(From the publisher):
Henry Tudor had triumphed at Bosworth and the crown was his, but no sooner had he ascended the throne than he was plagued by the impostors, Lambert Simnel and Perkin Warbeck. He knew their claims were spurious, but there were two shadowy figures from the past who disturbed his days and gave him sleepless nights. They were the two Princes who had disappeared mysteriously in the Tower. He knew that they could never come to claim the throne; he had good reason to know that they had been murdered and that their bodies lay buried in the Tower. But he could not disclose the reason for his certainty and the ghosts of the little Princes were to haunt him until he found a means of banishing those grisly specters.
When tragedy struck at Ludlow, Henry was plunged into mourning, but there was one who suffered more and this was Katharine, the Spanish Princess, the virgin-widow for whom, after the death of her husband, there was no place at Court. Katharine emerges as a pathetic figure in her threadbare gowns and her impoverished household, desolate and suffering deeply from the callous indifference of the King. Her hope lay in Henry, the new Prince of Wales who, in spite of his youth, was becoming the most dazzling personality of the Court.
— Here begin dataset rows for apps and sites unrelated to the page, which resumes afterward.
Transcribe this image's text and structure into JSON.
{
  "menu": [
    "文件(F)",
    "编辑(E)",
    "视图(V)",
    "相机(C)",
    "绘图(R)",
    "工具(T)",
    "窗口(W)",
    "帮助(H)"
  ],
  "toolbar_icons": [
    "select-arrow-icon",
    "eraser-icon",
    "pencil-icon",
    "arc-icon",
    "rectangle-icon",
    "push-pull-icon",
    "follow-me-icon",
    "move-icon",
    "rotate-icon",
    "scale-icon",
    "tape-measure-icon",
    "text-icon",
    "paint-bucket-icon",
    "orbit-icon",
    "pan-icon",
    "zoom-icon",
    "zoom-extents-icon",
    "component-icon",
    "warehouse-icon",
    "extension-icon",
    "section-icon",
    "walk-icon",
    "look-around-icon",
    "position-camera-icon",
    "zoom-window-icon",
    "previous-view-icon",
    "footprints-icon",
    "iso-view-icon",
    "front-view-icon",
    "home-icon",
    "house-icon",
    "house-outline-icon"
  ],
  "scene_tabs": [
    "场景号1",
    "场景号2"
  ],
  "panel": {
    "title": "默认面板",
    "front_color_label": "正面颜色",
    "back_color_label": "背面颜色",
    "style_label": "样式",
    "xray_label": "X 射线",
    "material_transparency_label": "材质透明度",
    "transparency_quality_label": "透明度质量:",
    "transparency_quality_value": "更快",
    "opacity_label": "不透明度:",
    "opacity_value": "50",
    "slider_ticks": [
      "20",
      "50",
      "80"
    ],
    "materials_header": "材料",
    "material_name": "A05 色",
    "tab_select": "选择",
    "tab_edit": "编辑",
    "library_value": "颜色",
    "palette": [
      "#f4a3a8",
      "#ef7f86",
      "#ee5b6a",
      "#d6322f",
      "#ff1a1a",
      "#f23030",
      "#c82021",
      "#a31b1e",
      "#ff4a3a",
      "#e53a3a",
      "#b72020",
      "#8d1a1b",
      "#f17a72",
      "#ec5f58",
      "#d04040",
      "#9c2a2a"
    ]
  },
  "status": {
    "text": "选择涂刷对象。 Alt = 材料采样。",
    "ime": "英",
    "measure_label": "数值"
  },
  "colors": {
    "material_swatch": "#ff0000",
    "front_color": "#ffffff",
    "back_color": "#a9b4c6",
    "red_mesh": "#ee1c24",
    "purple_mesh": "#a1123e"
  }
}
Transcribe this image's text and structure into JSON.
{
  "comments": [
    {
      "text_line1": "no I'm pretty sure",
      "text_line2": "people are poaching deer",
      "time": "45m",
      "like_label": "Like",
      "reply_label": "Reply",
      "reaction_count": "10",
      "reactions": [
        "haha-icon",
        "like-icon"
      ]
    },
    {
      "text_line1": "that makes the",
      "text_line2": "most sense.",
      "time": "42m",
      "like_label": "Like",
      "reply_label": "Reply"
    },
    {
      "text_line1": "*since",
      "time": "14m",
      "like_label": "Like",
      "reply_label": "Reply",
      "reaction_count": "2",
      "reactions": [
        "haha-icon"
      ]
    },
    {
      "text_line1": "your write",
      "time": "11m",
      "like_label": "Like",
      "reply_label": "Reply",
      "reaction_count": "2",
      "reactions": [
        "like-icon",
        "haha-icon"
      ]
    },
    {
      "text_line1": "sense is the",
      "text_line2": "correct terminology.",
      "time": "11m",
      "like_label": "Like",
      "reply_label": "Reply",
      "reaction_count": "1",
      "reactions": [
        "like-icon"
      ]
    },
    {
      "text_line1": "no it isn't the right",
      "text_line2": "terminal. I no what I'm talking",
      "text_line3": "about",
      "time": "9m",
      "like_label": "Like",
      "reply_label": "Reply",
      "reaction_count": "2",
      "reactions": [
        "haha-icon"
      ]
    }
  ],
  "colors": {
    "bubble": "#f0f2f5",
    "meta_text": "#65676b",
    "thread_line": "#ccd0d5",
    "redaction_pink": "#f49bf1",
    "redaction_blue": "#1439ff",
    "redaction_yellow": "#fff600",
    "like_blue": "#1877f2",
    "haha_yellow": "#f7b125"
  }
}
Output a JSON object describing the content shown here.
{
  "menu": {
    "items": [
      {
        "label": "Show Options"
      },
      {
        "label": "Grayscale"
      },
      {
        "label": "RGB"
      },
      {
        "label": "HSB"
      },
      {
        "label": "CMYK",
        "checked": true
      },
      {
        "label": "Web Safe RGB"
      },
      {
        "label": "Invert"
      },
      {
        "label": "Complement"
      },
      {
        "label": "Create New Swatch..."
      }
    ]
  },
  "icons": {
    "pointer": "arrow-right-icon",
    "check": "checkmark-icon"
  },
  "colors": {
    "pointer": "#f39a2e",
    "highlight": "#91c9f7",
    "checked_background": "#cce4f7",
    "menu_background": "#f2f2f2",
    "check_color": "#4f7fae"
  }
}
Handsome, full of vitality, completely self-centered, sentimental, chivalrous -- when being so did not interfere with his desires - beginning to feel the tug of conscience, already casting yearning eyes towards the crown -- this was Prince Henry who was to become King Henry VIII.
Henry VII was fortunate in his marriage to the gentle, docile Elizabeth of York through whom he was able to unite the rival Houses of York and Lancaster; his able statesmen, Empson and Dudley, shared his views for the need of a strong treasury; he was firmly supported and adored by his strong-minded mother, the Countess of Richmond; and he had handsome children who were useful to his ambitious plans.
This King ruled wisely, bringing prosperity to the country; he cherished the crown he had won on Bosworth Field; but from the moment he seized it he learned the bitter lesson that "uneasy lies the head that wears the crown".
Original title: Uneasy Lies the Head
Genre: Fiction→ Historical→ The "royals"